Michigan State Capitol
Lester Graham / Michigan Radio

It’s national Sunshine Week – a time when officials and reporters shed light on access to public information.

Could a super achiever fix an underperforming system?

Mar 23, 2017

Jocelyn Benson stood in line for two hours waiting to vote last November, holding her five-month-old son Aiden all the while. “I had to put him down and change his diaper twice,” she told me, smiling. Benson lives and votes in Detroit, where there are often too few voting places and machines for large turnout elections.

Today is Election Day in local communities all across Michigan. But politicians being politicians, many are already looking ahead to next year’s statewide and congressional elections.

For everyone in the game, deciding whether to run is a matter of weighing hope versus experience; ambition against common sense. Sometimes, long shots pay off. On paper, it made no sense for a freshman senator to run for President six years ago, and not just because there was a formidable front-runner. 

The challenger was black. I thought his candidacy was hopeless. But as the world knows, I was gloriously wrong. However, back in 2000, Barack Obama was the one who was wrong. He challenged an incumbent congressman in a primary race. He lost by more than 2-1, drained his finances and strained his marriage for a time. Every situation is different.
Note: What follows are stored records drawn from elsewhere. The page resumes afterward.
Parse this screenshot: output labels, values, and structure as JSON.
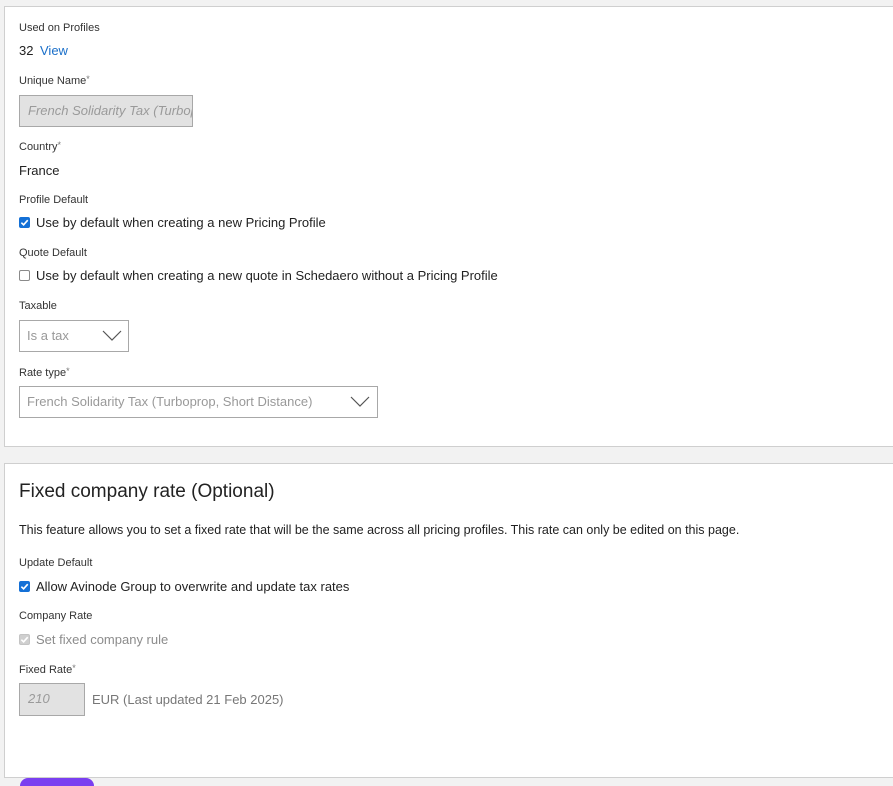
{
  "used_on_profiles": {
    "label": "Used on Profiles",
    "count": "32",
    "view_link": "View"
  },
  "unique_name": {
    "label": "Unique Name",
    "required_mark": "*",
    "value": "French Solidarity Tax (Turboprop, Short Distance)"
  },
  "country": {
    "label": "Country",
    "required_mark": "*",
    "value": "France"
  },
  "profile_default": {
    "label": "Profile Default",
    "checkbox_label": "Use by default when creating a new Pricing Profile",
    "checked": true
  },
  "quote_default": {
    "label": "Quote Default",
    "checkbox_label": "Use by default when creating a new quote in Schedaero without a Pricing Profile",
    "checked": false
  },
  "taxable": {
    "label": "Taxable",
    "selected": "Is a tax"
  },
  "rate_type": {
    "label": "Rate type",
    "required_mark": "*",
    "selected": "French Solidarity Tax (Turboprop, Short Distance)"
  },
  "fixed_company_rate": {
    "title": "Fixed company rate (Optional)",
    "description": "This feature allows you to set a fixed rate that will be the same across all pricing profiles. This rate can only be edited on this page.",
    "update_default": {
      "label": "Update Default",
      "checkbox_label": "Allow Avinode Group to overwrite and update tax rates",
      "checked": true
    },
    "company_rate": {
      "label": "Company Rate",
      "checkbox_label": "Set fixed company rule",
      "checked": true,
      "disabled": true
    },
    "fixed_rate": {
      "label": "Fixed Rate",
      "required_mark": "*",
      "value": "210",
      "unit_text": "EUR (Last updated 21 Feb 2025)"
    }
  },
  "colors": {
    "accent": "#1470d6",
    "link": "#1a6fc9",
    "purple_button": "#7a3ff0"
  }
}
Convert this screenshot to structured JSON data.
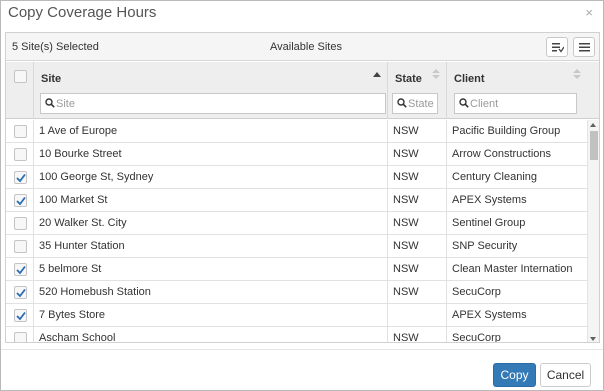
{
  "dialog": {
    "title": "Copy Coverage Hours",
    "close_glyph": "×"
  },
  "toolbar": {
    "selected_text": "5 Site(s) Selected",
    "panel_title": "Available Sites",
    "icons": [
      "sort-list-icon",
      "menu-list-icon"
    ]
  },
  "columns": {
    "site": {
      "label": "Site",
      "placeholder": "Site",
      "sort": "ascending"
    },
    "state": {
      "label": "State",
      "placeholder": "State",
      "sort": "none"
    },
    "client": {
      "label": "Client",
      "placeholder": "Client",
      "sort": "none"
    }
  },
  "rows": [
    {
      "checked": false,
      "site": "1 Ave of Europe",
      "state": "NSW",
      "client": "Pacific Building Group"
    },
    {
      "checked": false,
      "site": "10 Bourke Street",
      "state": "NSW",
      "client": "Arrow Constructions"
    },
    {
      "checked": true,
      "site": "100 George St, Sydney",
      "state": "NSW",
      "client": "Century Cleaning"
    },
    {
      "checked": true,
      "site": "100 Market St",
      "state": "NSW",
      "client": "APEX Systems"
    },
    {
      "checked": false,
      "site": "20 Walker St. City",
      "state": "NSW",
      "client": "Sentinel Group"
    },
    {
      "checked": false,
      "site": "35 Hunter Station",
      "state": "NSW",
      "client": "SNP Security"
    },
    {
      "checked": true,
      "site": "5 belmore St",
      "state": "NSW",
      "client": "Clean Master Internation"
    },
    {
      "checked": true,
      "site": "520 Homebush Station",
      "state": "NSW",
      "client": "SecuCorp"
    },
    {
      "checked": true,
      "site": "7 Bytes Store",
      "state": "",
      "client": "APEX Systems"
    },
    {
      "checked": false,
      "site": "Ascham School",
      "state": "NSW",
      "client": "SecuCorp"
    }
  ],
  "footer": {
    "copy_label": "Copy",
    "cancel_label": "Cancel"
  },
  "colors": {
    "primary_button": "#337ab7",
    "checkmark": "#2a6db5",
    "header_bg": "#eeeeee"
  }
}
But now, one of Michigan’s potentially biggest stars faces her own dilemma. Few have accomplished as much at a relatively early age as Jocelyn Benson. Barely 36 years old, she is already interim dean of Wayne State University law school. She has degrees from Wellesley, Oxford and Harvard Law. She has a stunning resume that includes stints working for the Southern Poverty Law Center, the NAACP, NPR and the revered federal appeals judge Damon Keith. 

Bobby McKenzie / Facebook

A former State Department official announced today he will begin his campaign for Congress in Michigan’s 11th District.

Bobby McKenzie, a Democrat known for his counterterrorism expertise, is running for the seat currently held by Republican Kerry Bentivolio.

Democrat Jocelyn Benson
Photograph courtesy of the votebenson.com website

As you've likely heard by now, a state election panel will have to decide the official outcome of Detroit's mayoral primary. That's because Wayne County's election board refused to certify the election. It should be noted that the county election board acted on the very last day before the deadline to certify the election.

The controversy centers on some 20,000 write-in votes that may have been incorrectly marked by Detroit poll workers.

Former Detroit Medical Center CEO Mike Duggan appeared to win the primary handily over Wayne County Sheriff Benny Napoleon.

Despite running as a write-in candidate, Duggan won by about 16 points, according to unofficial results.

But if these almost 20,000 write-in votes get thrown out, the two winners would switch places, with  Napoleon coming out on top, and former Detroit Medical Center Mike Duggan finishing second.

Whatever the outcome, Duggan and Napoleon will face off in November.

But this drama raises many concerns, including the ability of Detroit poll workers to do their jobs properly, whether there needs to be a recount, and whether---as suggested by Benny Napoleon--the U.S. Department of Justice needs to babysit the big November election.

Jocelyn Benson, interim dean of Wayne State University's law school and an expert in Michigan's constitutional and election law, joined us today to help us sort this all out.

Listen to the full interview above.

Some Michigan voters were wrongly turned away from the polls last Tuesday after refusing to affirm their US citizenship.

But some other voters—and an elections watchdog group—say they also encountered problems with misguided enforcement of the state’s voter ID law.

Fighting for a Future

Apr 22, 2011

Here’s something you may not have thought about: Who are the Michigan Democratic party’s future leaders? The Republican landslide last fall eliminated a generation of politicians.

Today, the Democrats don’t have a single statewide officeholder, other than some judges and school and university board members.  Five of the six Democratic congressmen are elderly.